• _Goal of the exercise_:
Select and copy out every line in the records containing "JSON".

Data extract: Begin

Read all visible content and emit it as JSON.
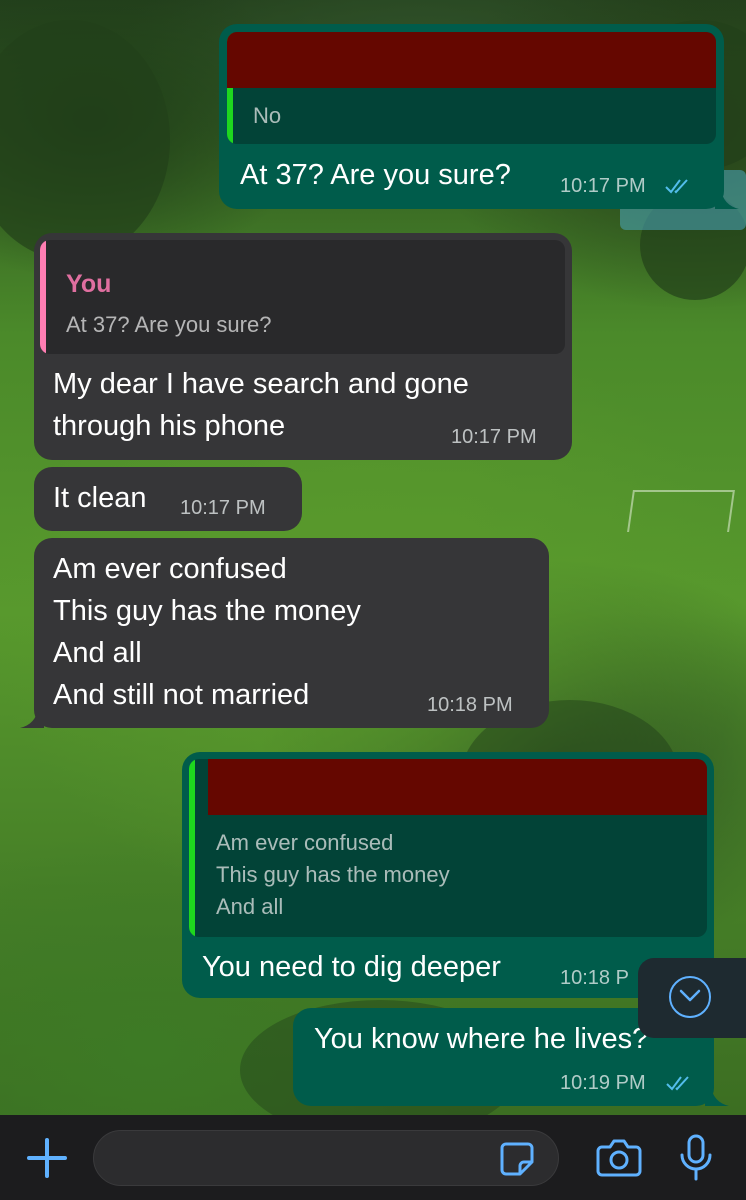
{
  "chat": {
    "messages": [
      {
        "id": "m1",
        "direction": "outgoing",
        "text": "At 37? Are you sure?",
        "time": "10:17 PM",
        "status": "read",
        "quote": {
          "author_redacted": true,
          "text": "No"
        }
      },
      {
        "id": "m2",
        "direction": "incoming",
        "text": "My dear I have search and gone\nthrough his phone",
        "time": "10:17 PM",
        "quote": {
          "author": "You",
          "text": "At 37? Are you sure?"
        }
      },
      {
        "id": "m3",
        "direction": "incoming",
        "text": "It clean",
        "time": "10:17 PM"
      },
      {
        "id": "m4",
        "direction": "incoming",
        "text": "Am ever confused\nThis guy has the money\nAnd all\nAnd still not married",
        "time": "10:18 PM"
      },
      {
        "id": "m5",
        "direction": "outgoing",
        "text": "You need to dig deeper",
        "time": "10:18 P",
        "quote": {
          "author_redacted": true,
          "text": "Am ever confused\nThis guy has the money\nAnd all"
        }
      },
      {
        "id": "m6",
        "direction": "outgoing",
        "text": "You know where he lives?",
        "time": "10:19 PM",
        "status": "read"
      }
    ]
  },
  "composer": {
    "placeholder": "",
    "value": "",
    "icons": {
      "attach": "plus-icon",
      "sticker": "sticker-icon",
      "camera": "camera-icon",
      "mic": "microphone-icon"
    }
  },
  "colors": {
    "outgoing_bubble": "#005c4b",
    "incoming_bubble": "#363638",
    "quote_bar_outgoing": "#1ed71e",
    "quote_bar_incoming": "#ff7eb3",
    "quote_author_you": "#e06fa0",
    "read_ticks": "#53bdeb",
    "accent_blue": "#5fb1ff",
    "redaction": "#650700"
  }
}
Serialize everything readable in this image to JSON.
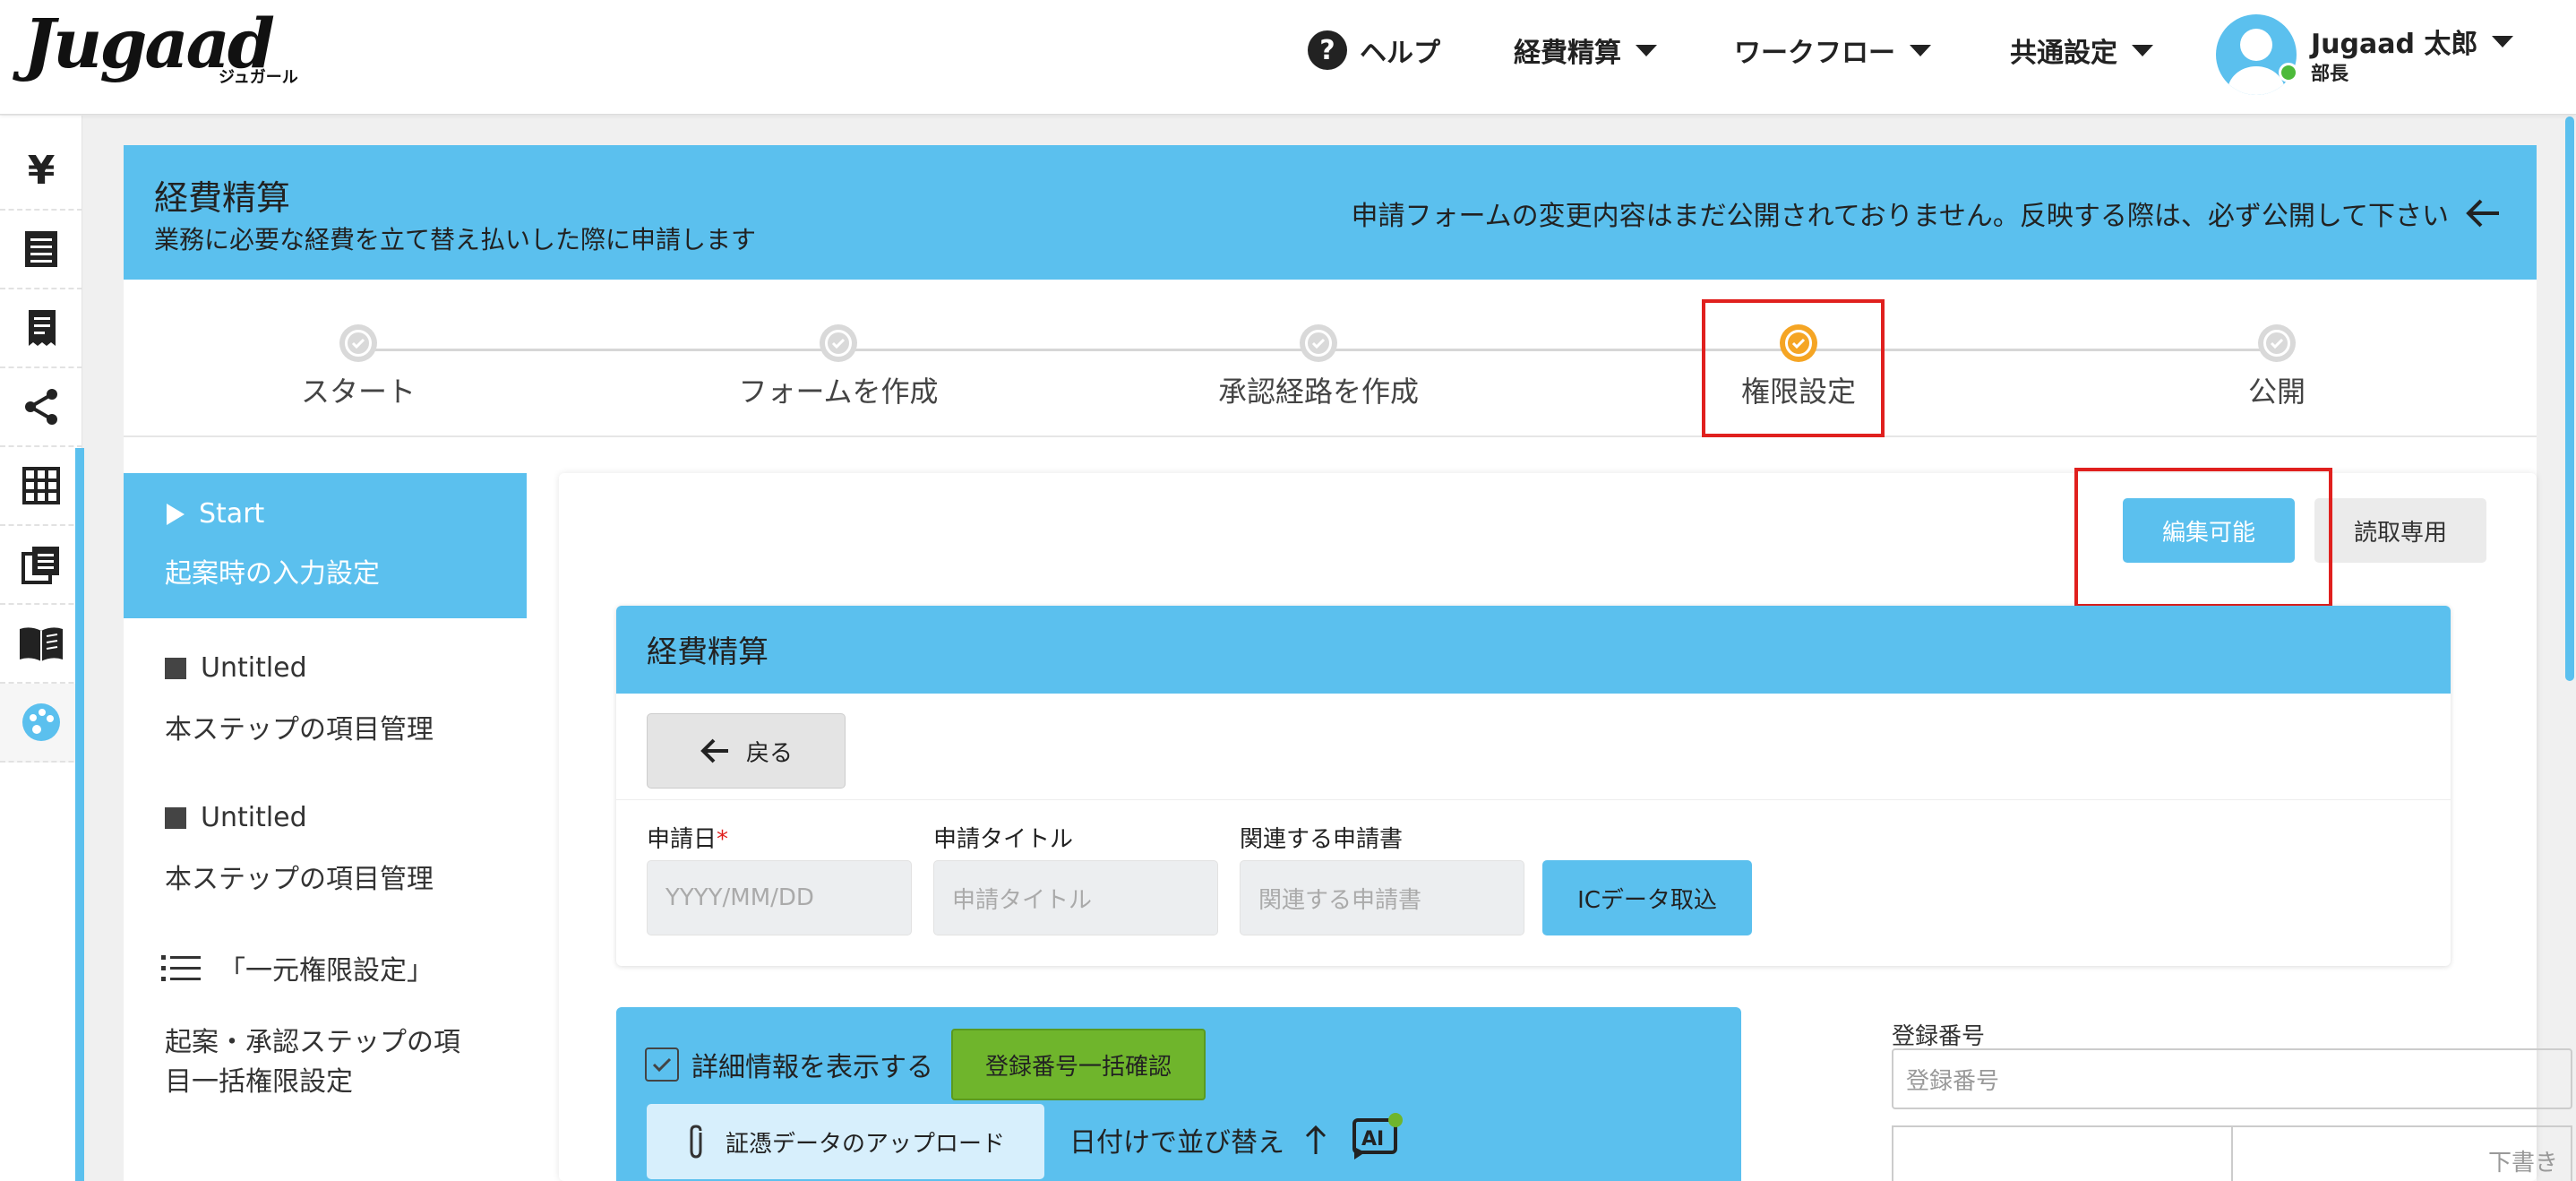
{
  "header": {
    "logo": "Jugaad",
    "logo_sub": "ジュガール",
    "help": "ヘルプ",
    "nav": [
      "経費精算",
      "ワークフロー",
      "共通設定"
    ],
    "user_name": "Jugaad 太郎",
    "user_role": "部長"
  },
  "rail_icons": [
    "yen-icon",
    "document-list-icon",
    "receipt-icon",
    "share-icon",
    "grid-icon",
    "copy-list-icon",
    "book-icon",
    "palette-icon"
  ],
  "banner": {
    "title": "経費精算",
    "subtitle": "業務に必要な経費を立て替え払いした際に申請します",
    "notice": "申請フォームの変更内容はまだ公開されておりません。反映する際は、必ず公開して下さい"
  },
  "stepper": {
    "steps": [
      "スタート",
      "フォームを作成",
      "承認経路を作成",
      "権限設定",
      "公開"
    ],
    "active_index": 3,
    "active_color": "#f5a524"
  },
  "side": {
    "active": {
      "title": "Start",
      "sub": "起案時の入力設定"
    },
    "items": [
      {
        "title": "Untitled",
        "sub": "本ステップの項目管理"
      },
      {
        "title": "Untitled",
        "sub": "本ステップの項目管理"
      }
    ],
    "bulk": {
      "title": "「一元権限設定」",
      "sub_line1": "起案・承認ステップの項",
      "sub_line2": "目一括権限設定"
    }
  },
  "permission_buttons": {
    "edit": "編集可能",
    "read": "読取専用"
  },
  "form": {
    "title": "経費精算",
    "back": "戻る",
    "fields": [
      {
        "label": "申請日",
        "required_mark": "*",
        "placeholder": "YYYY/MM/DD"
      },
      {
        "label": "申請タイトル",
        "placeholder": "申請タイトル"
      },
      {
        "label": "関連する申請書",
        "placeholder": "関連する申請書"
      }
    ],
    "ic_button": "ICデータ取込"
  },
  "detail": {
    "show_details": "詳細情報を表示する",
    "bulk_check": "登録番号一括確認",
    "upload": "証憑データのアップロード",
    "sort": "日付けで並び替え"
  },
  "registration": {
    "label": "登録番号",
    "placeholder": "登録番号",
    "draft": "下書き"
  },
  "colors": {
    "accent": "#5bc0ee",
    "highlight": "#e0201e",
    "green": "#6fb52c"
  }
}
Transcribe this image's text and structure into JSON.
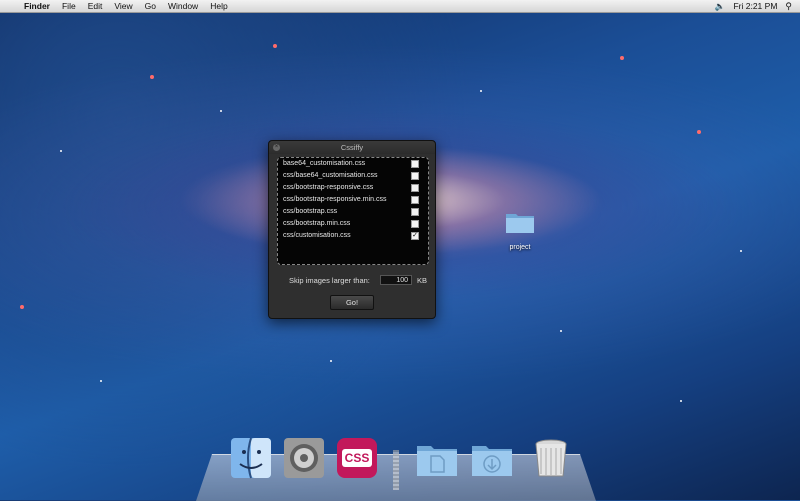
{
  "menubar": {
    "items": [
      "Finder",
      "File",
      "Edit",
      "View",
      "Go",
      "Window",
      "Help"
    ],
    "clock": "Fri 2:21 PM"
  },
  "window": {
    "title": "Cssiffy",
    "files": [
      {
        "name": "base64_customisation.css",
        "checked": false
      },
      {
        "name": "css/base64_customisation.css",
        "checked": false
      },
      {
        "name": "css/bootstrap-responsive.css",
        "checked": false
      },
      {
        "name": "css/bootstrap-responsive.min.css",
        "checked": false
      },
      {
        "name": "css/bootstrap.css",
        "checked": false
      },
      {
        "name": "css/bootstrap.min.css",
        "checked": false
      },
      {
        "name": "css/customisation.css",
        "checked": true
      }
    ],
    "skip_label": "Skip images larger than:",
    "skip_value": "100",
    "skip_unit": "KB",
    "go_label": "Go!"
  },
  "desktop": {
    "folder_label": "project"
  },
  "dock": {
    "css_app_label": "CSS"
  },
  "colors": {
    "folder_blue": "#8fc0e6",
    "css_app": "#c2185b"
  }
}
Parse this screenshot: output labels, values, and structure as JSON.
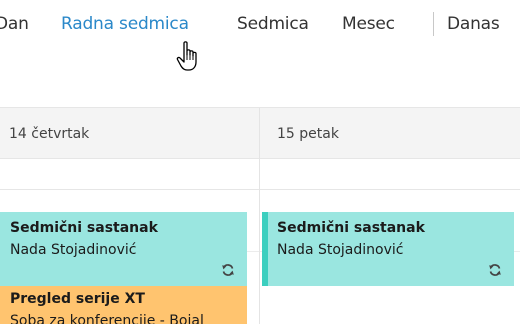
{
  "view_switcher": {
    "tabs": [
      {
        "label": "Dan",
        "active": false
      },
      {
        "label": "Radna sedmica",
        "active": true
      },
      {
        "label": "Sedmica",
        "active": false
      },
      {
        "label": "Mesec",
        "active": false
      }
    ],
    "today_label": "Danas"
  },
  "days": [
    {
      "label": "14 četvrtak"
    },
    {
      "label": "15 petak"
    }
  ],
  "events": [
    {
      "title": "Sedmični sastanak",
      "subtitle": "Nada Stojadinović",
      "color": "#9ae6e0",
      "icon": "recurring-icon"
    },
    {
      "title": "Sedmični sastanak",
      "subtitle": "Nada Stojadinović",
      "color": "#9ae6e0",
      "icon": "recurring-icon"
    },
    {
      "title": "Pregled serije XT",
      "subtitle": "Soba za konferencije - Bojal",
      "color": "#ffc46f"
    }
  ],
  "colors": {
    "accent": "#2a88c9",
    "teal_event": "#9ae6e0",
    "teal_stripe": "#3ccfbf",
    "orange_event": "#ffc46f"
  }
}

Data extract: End

• _Finished exercise_:
Read all visible content and emit it as JSON.
Serialize everything readable in this image to JSON.
Transcribe this image's text and structure into JSON.
Parse this screenshot: output labels, values, and structure as JSON.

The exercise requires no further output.